Task statement.
Whenever the word "Linux" shows up in a line of the data, copy that line.

Component data from apps and pages:
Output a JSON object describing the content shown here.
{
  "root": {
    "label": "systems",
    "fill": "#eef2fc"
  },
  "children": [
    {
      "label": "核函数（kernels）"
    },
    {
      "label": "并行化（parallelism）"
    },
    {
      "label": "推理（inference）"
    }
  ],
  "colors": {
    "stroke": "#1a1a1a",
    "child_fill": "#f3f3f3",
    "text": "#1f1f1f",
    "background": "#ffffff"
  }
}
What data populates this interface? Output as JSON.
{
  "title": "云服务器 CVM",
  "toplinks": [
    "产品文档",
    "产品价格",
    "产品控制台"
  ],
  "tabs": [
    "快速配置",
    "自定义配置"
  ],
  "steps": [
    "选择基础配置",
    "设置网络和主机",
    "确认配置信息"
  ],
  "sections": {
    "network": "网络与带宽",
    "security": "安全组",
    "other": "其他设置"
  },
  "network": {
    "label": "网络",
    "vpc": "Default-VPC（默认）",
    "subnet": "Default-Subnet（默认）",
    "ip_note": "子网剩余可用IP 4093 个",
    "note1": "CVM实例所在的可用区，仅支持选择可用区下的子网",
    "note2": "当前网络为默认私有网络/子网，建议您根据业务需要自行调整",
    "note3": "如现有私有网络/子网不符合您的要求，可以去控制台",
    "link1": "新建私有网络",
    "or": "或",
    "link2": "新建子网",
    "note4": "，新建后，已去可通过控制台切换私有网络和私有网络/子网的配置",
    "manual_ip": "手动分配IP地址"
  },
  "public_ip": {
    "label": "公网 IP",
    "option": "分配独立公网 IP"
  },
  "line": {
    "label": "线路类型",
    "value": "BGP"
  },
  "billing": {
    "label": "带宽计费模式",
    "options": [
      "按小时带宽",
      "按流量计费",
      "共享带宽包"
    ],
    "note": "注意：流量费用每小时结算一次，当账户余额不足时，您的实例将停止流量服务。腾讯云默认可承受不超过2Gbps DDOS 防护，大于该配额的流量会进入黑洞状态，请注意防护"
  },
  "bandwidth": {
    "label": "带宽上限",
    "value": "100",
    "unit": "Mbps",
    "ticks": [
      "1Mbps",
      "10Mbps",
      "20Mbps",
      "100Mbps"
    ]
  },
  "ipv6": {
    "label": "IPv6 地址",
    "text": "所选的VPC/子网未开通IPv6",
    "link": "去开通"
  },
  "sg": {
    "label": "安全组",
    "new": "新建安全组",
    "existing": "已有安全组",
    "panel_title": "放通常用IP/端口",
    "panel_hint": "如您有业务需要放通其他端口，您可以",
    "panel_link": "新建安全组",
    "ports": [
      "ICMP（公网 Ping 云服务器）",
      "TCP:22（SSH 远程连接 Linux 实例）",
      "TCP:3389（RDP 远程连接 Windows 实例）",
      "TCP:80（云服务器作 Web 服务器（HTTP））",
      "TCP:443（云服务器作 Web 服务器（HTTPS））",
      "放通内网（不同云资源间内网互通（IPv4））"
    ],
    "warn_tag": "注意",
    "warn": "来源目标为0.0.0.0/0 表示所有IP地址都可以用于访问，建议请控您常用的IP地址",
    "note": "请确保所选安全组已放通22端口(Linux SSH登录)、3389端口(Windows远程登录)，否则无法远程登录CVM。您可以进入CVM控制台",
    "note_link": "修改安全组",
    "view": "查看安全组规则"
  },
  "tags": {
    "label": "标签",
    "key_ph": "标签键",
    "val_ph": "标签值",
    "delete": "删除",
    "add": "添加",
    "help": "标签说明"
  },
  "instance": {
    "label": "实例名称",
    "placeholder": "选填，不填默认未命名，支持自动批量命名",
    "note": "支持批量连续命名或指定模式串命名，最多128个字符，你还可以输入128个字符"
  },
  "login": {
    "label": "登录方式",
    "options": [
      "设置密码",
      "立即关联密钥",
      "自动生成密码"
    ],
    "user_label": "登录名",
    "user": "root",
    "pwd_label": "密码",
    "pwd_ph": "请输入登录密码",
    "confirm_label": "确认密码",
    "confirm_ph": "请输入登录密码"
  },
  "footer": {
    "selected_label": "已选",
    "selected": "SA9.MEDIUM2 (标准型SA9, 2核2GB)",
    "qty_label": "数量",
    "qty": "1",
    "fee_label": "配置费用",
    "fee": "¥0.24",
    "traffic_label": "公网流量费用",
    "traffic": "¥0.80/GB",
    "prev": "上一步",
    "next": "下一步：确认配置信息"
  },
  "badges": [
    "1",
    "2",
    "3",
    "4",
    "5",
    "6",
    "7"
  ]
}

Response to the task.
      "TCP:22（SSH 远程连接 Linux 实例）",
    "note": "请确保所选安全组已放通22端口(Linux SSH登录)、3389端口(Windows远程登录)，否则无法远程登录CVM。您可以进入CVM控制台",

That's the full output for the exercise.